1. Interdisciplinary methodology. This means that it draws multiple fields
together to get its methods. Research and findings and conclusions are only as
good as your methods are. Every method has its limitation, and when you use
methods from different sciences you can actually make conclusions about
different things and rely on different strengths of different methods. Using
several different methods to support your conclusion or to study a certain
phenomena is called convergent methods. Convergent means that if you have a
finding, and you can actually demonstrate it using several types of methods; that
means that it is convergent methodology and that strengthens your findings. If
you can only demonstrate something particular method and everything else fails,
then that finding becomes questionable. This is one of the major strengths of
cognitive neuroscience, the fact that it relies on interdisciplinary methodology.
This gives us all kinds of possibilities of studying different aspects of cognition.
2. This one is more fundamental. Cognition = brain. If we go back to our box (see
Lecture 2), in cognitive neuroscience it is the brain, which does all the processing.
It links brain function with behaviour. This view also has historical roots. This is
one of the major premises and assumptions that you have to take. Throughout
history there have been different views on whether cognition or mind equals the
brain, whether they are the same thing or a different thing, and how they interact.
One of the earliest concepts in trying to understand brain and behaviour is
(Teacher): What is phrenology? (Student 1): You study peoples head shapes to find out whats going on in there.
(Teacher): Why study shape and peoples heads?
(Student 2): They thought that bumps on the skull corresponded to parts of the brain.
(Student 3): It corresponds to more important parts of the brain.
(Student 4): Each function is localized to a different area of the brain.
(Teacher): All of you are correct.
Phrenology is discredited today. It is surprising to the teacher to see Alan (one of the
authors of the textbook) writing about phrenology in the cognitive neuroscience chapter,
because it has been one of the harsh criticisms made about cognitive psychology and its
methods. What phrenology really did is they thought that human functions were localized
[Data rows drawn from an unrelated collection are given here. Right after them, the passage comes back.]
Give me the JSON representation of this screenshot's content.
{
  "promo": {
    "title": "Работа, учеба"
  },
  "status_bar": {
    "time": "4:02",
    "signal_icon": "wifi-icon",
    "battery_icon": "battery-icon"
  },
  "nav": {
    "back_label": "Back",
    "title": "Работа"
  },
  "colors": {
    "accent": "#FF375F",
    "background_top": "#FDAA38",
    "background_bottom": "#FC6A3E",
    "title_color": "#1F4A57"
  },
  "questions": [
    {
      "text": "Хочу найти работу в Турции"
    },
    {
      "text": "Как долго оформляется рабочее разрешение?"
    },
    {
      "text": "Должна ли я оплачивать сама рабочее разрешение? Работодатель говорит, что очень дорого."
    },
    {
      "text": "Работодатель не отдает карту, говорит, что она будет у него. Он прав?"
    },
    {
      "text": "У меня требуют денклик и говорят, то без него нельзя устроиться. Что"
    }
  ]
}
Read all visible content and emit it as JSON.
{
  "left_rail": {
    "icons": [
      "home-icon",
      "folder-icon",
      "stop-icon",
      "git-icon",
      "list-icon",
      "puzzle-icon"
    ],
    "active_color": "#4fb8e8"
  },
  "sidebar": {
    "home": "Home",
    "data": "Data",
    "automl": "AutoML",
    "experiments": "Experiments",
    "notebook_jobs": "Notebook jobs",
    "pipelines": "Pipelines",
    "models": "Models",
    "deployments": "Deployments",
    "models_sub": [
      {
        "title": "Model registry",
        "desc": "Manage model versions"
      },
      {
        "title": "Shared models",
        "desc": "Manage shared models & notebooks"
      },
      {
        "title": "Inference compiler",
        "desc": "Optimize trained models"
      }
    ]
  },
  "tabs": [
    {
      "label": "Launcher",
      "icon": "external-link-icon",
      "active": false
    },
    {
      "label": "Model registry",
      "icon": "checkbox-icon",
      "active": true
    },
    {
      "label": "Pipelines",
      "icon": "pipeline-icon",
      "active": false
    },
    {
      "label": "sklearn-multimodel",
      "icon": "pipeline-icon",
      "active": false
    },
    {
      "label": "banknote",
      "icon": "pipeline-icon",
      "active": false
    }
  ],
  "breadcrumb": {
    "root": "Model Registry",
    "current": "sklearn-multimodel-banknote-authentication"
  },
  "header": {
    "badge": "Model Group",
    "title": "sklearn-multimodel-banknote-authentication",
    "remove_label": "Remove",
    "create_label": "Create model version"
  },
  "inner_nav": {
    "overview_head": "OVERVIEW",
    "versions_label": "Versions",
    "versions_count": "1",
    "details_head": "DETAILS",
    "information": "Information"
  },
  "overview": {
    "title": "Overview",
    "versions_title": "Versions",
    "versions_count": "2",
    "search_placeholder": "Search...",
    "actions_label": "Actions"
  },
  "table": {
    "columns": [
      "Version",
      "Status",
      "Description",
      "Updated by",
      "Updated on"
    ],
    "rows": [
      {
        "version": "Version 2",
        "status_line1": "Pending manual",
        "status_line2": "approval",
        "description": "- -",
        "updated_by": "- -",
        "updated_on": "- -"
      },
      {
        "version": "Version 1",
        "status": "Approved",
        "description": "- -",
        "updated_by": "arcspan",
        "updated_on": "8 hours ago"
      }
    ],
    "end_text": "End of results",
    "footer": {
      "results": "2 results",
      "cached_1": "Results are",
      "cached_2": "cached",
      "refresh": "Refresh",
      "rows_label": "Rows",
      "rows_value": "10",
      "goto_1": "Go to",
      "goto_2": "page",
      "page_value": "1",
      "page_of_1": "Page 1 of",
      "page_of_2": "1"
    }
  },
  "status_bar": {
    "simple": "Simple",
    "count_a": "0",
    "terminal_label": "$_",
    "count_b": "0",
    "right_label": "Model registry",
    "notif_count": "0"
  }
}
to portions of the brain. The more developed the function, they thought that a bigger part
of the brain would control it and that this would manifest as bumps on the skull. They
measured skull circumference and developed a sort of mapping to show where is what
in the human brain. This is Gall, Franz Joseph Gall. Even though this is discredited, the
idea that cognitive functions can be localized in the brain is central to cognitive
neuroscience, is that we could actually find a correspondence between a certain function
an a brain part.
Not everyone prescribed to this way of thinking. People such as Franz in 1800 did
experiments on animals. The idea is that if cognitive functions are localized in the brain,
removing this part of the brain will remove a particular function. It didnt actually work
that way. He ablated large parts of animal brain, and it turned out that they could still do
the mazes and perform cognitive functions. This proposed that cognitive functions are not
localized functionally but that the brain functions as a whole. Remember Karl Lashley